▸ WORK ORDER:
Each of the entries should be retyped precisely as it appears.

▸ Interface dataset entries:

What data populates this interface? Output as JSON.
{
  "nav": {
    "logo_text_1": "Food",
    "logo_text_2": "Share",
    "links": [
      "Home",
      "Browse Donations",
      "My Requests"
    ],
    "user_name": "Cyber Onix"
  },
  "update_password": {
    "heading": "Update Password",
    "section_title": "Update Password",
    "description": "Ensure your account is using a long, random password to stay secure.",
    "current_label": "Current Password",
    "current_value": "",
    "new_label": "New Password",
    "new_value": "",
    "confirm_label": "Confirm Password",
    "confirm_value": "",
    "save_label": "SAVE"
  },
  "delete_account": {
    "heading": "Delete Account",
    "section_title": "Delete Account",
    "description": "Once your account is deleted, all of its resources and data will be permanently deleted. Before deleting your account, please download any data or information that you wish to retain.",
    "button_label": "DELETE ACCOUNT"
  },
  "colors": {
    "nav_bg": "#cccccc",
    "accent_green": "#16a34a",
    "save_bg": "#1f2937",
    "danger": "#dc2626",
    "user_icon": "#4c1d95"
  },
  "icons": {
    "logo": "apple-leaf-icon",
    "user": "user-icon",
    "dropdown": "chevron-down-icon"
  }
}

▸ ANSWER SECTION:
What data populates this interface? Output as JSON.
{
  "nav": {
    "logo_text_1": "Food",
    "logo_text_2": "Share",
    "links": [
      "Home",
      "Browse Donations",
      "My Requests"
    ],
    "user_name": "Cyber Onix"
  },
  "update_password": {
    "heading": "Update Password",
    "section_title": "Update Password",
    "description": "Ensure your account is using a long, random password to stay secure.",
    "current_label": "Current Password",
    "current_value": "",
    "new_label": "New Password",
    "new_value": "",
    "confirm_label": "Confirm Password",
    "confirm_value": "",
    "save_label": "SAVE"
  },
  "delete_account": {
    "heading": "Delete Account",
    "section_title": "Delete Account",
    "description": "Once your account is deleted, all of its resources and data will be permanently deleted. Before deleting your account, please download any data or information that you wish to retain.",
    "button_label": "DELETE ACCOUNT"
  },
  "colors": {
    "nav_bg": "#cccccc",
    "accent_green": "#16a34a",
    "save_bg": "#1f2937",
    "danger": "#dc2626",
    "user_icon": "#4c1d95"
  },
  "icons": {
    "logo": "apple-leaf-icon",
    "user": "user-icon",
    "dropdown": "chevron-down-icon"
  }
}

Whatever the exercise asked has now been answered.